*Data records for software interfaces*.
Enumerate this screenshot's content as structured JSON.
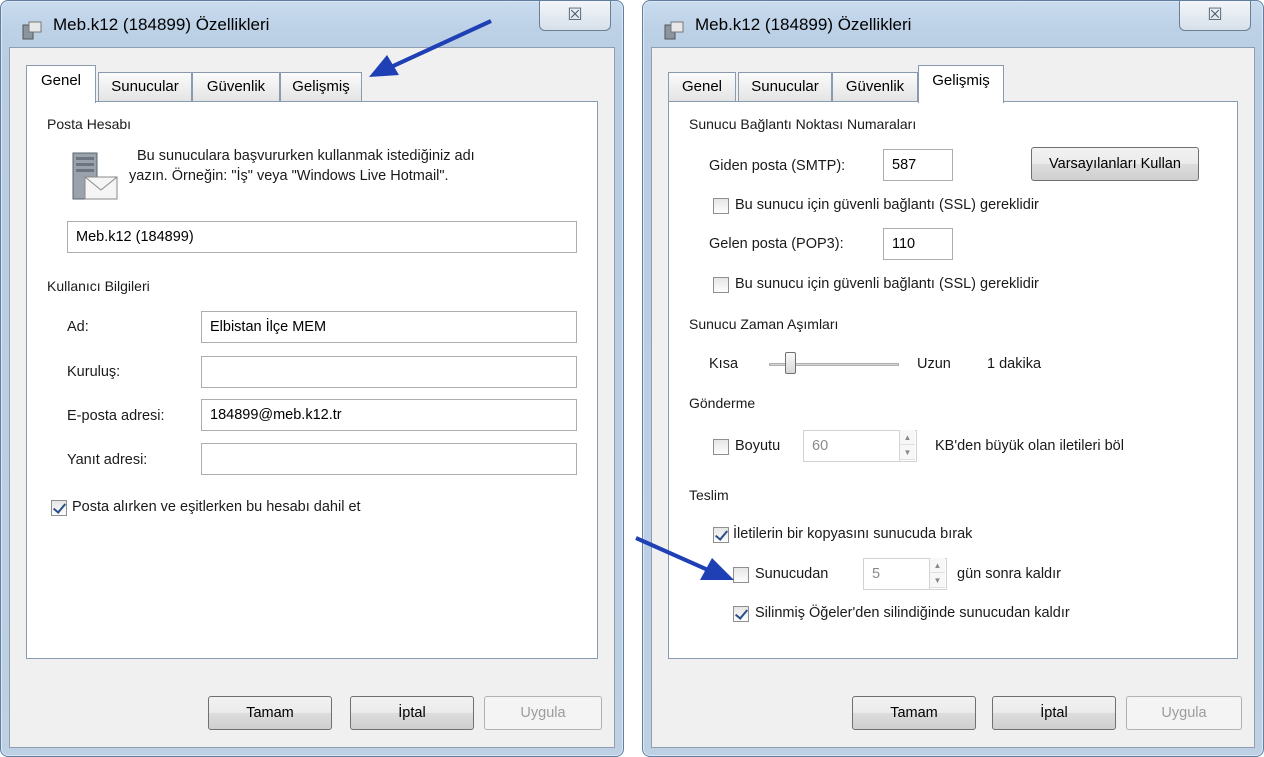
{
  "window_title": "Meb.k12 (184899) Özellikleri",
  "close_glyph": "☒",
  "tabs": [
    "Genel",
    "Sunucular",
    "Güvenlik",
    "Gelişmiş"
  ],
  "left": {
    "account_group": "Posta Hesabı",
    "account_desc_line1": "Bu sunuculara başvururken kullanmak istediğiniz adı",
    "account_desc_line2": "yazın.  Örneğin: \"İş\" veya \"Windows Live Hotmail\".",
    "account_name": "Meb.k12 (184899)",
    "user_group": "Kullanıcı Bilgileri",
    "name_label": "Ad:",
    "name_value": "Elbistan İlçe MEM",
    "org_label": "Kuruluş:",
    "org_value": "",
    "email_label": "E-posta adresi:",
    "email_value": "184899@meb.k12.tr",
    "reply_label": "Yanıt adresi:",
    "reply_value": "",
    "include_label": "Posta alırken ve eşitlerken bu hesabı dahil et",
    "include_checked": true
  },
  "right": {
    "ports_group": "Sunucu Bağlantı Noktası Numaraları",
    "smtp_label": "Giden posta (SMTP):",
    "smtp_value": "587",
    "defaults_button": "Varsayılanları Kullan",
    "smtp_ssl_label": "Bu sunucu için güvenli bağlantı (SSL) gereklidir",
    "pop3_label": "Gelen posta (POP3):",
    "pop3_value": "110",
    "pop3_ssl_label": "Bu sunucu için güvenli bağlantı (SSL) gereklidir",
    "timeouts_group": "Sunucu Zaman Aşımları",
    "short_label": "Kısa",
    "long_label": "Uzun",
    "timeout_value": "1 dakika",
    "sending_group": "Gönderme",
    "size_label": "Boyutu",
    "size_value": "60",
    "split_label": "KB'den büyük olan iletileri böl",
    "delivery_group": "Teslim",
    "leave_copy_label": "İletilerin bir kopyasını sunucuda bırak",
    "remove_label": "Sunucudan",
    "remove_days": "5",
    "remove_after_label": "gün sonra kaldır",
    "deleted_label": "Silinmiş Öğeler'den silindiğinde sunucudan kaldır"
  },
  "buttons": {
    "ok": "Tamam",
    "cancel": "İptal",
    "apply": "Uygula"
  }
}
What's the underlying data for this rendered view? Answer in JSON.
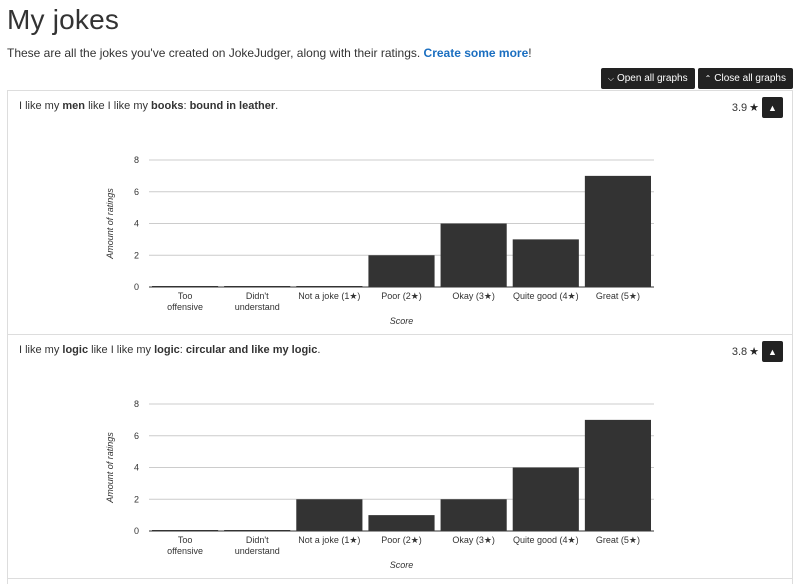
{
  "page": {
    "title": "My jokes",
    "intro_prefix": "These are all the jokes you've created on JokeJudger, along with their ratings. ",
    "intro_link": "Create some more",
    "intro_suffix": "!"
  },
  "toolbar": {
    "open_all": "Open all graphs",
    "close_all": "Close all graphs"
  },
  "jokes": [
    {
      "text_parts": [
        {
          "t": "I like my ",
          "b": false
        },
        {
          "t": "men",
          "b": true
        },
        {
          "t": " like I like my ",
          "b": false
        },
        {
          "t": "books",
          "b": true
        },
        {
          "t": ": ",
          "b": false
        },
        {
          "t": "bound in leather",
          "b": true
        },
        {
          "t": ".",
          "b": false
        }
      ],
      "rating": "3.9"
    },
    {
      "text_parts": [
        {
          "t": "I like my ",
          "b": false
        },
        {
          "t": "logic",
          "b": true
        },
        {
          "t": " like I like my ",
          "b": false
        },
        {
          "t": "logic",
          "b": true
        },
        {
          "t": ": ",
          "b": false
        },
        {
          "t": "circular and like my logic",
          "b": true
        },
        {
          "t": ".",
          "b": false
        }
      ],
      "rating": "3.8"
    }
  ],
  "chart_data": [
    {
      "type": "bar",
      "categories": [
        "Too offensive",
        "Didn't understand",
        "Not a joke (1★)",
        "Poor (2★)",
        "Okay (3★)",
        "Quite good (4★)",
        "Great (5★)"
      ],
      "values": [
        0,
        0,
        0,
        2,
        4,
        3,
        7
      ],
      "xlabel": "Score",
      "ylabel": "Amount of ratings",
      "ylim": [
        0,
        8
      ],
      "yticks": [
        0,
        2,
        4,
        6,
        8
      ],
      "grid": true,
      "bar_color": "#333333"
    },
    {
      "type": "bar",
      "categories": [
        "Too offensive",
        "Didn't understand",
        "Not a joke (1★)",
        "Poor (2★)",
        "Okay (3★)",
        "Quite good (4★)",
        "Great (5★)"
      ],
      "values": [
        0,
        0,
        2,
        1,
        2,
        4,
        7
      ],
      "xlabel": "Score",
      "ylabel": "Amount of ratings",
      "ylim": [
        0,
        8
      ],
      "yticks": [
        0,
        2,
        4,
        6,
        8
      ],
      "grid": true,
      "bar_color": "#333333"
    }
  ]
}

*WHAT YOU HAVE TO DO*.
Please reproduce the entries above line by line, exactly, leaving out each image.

*TASK ANSWER*.
Enumerate this screenshot's content as structured JSON.
{
  "window_title": "Meb.k12 (184899) Özellikleri",
  "close_glyph": "☒",
  "tabs": [
    "Genel",
    "Sunucular",
    "Güvenlik",
    "Gelişmiş"
  ],
  "left": {
    "account_group": "Posta Hesabı",
    "account_desc_line1": "Bu sunuculara başvururken kullanmak istediğiniz adı",
    "account_desc_line2": "yazın.  Örneğin: \"İş\" veya \"Windows Live Hotmail\".",
    "account_name": "Meb.k12 (184899)",
    "user_group": "Kullanıcı Bilgileri",
    "name_label": "Ad:",
    "name_value": "Elbistan İlçe MEM",
    "org_label": "Kuruluş:",
    "org_value": "",
    "email_label": "E-posta adresi:",
    "email_value": "184899@meb.k12.tr",
    "reply_label": "Yanıt adresi:",
    "reply_value": "",
    "include_label": "Posta alırken ve eşitlerken bu hesabı dahil et",
    "include_checked": true
  },
  "right": {
    "ports_group": "Sunucu Bağlantı Noktası Numaraları",
    "smtp_label": "Giden posta (SMTP):",
    "smtp_value": "587",
    "defaults_button": "Varsayılanları Kullan",
    "smtp_ssl_label": "Bu sunucu için güvenli bağlantı (SSL) gereklidir",
    "pop3_label": "Gelen posta (POP3):",
    "pop3_value": "110",
    "pop3_ssl_label": "Bu sunucu için güvenli bağlantı (SSL) gereklidir",
    "timeouts_group": "Sunucu Zaman Aşımları",
    "short_label": "Kısa",
    "long_label": "Uzun",
    "timeout_value": "1 dakika",
    "sending_group": "Gönderme",
    "size_label": "Boyutu",
    "size_value": "60",
    "split_label": "KB'den büyük olan iletileri böl",
    "delivery_group": "Teslim",
    "leave_copy_label": "İletilerin bir kopyasını sunucuda bırak",
    "remove_label": "Sunucudan",
    "remove_days": "5",
    "remove_after_label": "gün sonra kaldır",
    "deleted_label": "Silinmiş Öğeler'den silindiğinde sunucudan kaldır"
  },
  "buttons": {
    "ok": "Tamam",
    "cancel": "İptal",
    "apply": "Uygula"
  }
}
What's the underlying data for this rendered view? Answer in JSON.
{
  "page": {
    "title": "My jokes",
    "intro_prefix": "These are all the jokes you've created on JokeJudger, along with their ratings. ",
    "intro_link": "Create some more",
    "intro_suffix": "!"
  },
  "toolbar": {
    "open_all": "Open all graphs",
    "close_all": "Close all graphs"
  },
  "jokes": [
    {
      "text_parts": [
        {
          "t": "I like my ",
          "b": false
        },
        {
          "t": "men",
          "b": true
        },
        {
          "t": " like I like my ",
          "b": false
        },
        {
          "t": "books",
          "b": true
        },
        {
          "t": ": ",
          "b": false
        },
        {
          "t": "bound in leather",
          "b": true
        },
        {
          "t": ".",
          "b": false
        }
      ],
      "rating": "3.9"
    },
    {
      "text_parts": [
        {
          "t": "I like my ",
          "b": false
        },
        {
          "t": "logic",
          "b": true
        },
        {
          "t": " like I like my ",
          "b": false
        },
        {
          "t": "logic",
          "b": true
        },
        {
          "t": ": ",
          "b": false
        },
        {
          "t": "circular and like my logic",
          "b": true
        },
        {
          "t": ".",
          "b": false
        }
      ],
      "rating": "3.8"
    }
  ],
  "chart_data": [
    {
      "type": "bar",
      "categories": [
        "Too offensive",
        "Didn't understand",
        "Not a joke (1★)",
        "Poor (2★)",
        "Okay (3★)",
        "Quite good (4★)",
        "Great (5★)"
      ],
      "values": [
        0,
        0,
        0,
        2,
        4,
        3,
        7
      ],
      "xlabel": "Score",
      "ylabel": "Amount of ratings",
      "ylim": [
        0,
        8
      ],
      "yticks": [
        0,
        2,
        4,
        6,
        8
      ],
      "grid": true,
      "bar_color": "#333333"
    },
    {
      "type": "bar",
      "categories": [
        "Too offensive",
        "Didn't understand",
        "Not a joke (1★)",
        "Poor (2★)",
        "Okay (3★)",
        "Quite good (4★)",
        "Great (5★)"
      ],
      "values": [
        0,
        0,
        2,
        1,
        2,
        4,
        7
      ],
      "xlabel": "Score",
      "ylabel": "Amount of ratings",
      "ylim": [
        0,
        8
      ],
      "yticks": [
        0,
        2,
        4,
        6,
        8
      ],
      "grid": true,
      "bar_color": "#333333"
    }
  ]
}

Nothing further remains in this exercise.